• What to produce: Using the listing below, copy every line that mentions "特殊普通合伙".

• Dataset entries:
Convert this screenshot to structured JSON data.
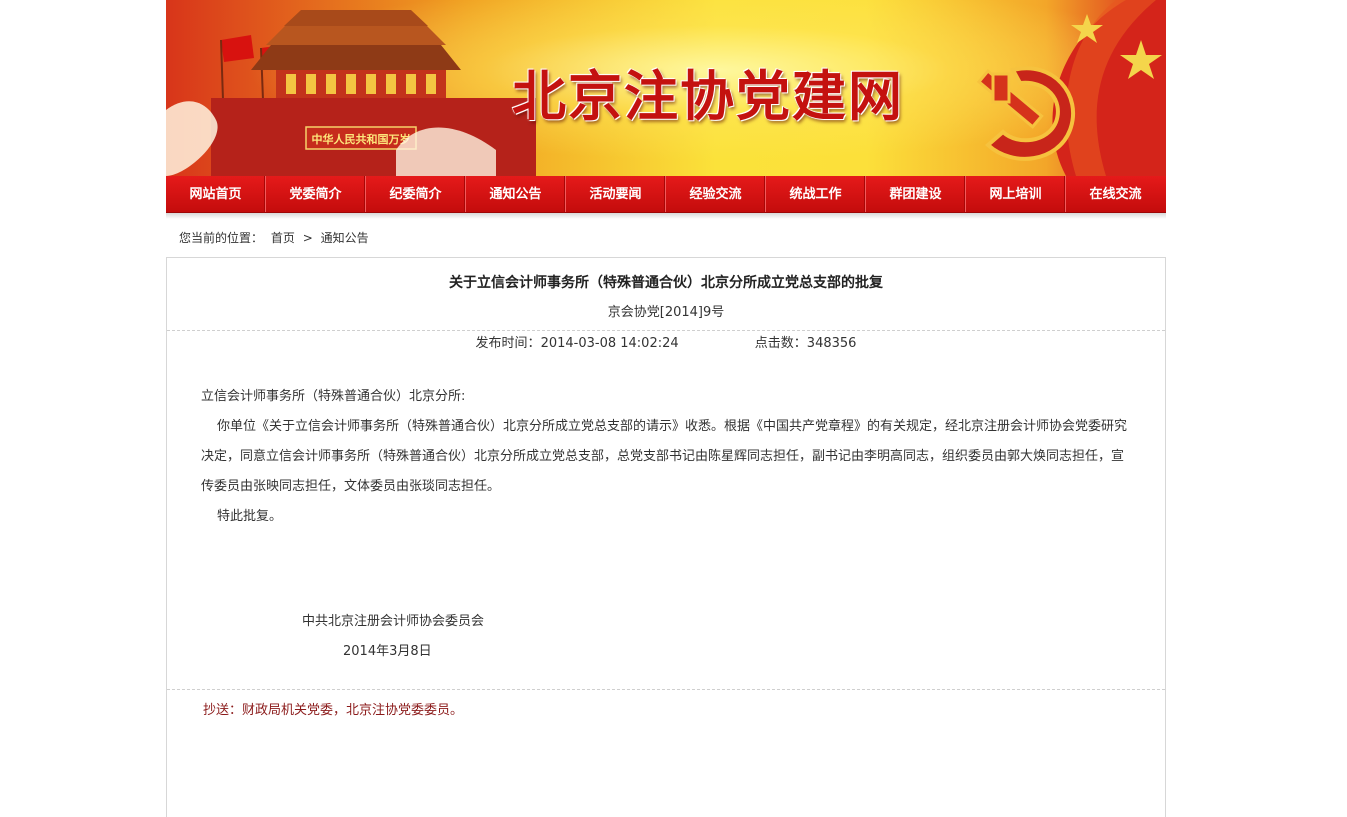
{
  "header": {
    "site_title": "北京注协党建网"
  },
  "nav": {
    "items": [
      "网站首页",
      "党委简介",
      "纪委简介",
      "通知公告",
      "活动要闻",
      "经验交流",
      "统战工作",
      "群团建设",
      "网上培训",
      "在线交流"
    ]
  },
  "breadcrumb": {
    "prefix": "您当前的位置：",
    "home": "首页",
    "separator": ">",
    "current": "通知公告"
  },
  "article": {
    "title": "关于立信会计师事务所（特殊普通合伙）北京分所成立党总支部的批复",
    "doc_number": "京会协党[2014]9号",
    "publish_label": "发布时间：",
    "publish_time": "2014-03-08 14:02:24",
    "hits_label": "点击数：",
    "hits": "348356",
    "salutation": "立信会计师事务所（特殊普通合伙）北京分所:",
    "paragraph": "你单位《关于立信会计师事务所（特殊普通合伙）北京分所成立党总支部的请示》收悉。根据《中国共产党章程》的有关规定，经北京注册会计师协会党委研究决定，同意立信会计师事务所（特殊普通合伙）北京分所成立党总支部，总党支部书记由陈星辉同志担任，副书记由李明高同志，组织委员由郭大焕同志担任，宣传委员由张映同志担任，文体委员由张琰同志担任。",
    "closing": "特此批复。",
    "signature_org": "中共北京注册会计师协会委员会",
    "signature_date": "2014年3月8日",
    "cc": "抄送：财政局机关党委，北京注协党委委员。"
  },
  "colors": {
    "nav_red": "#d81111",
    "title_red": "#c4120f",
    "cc_text": "#8b1a1a"
  }
}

• Response box:
    "title": "关于立信会计师事务所（特殊普通合伙）北京分所成立党总支部的批复",
    "salutation": "立信会计师事务所（特殊普通合伙）北京分所:",
    "paragraph": "你单位《关于立信会计师事务所（特殊普通合伙）北京分所成立党总支部的请示》收悉。根据《中国共产党章程》的有关规定，经北京注册会计师协会党委研究决定，同意立信会计师事务所（特殊普通合伙）北京分所成立党总支部，总党支部书记由陈星辉同志担任，副书记由李明高同志，组织委员由郭大焕同志担任，宣传委员由张映同志担任，文体委员由张琰同志担任。",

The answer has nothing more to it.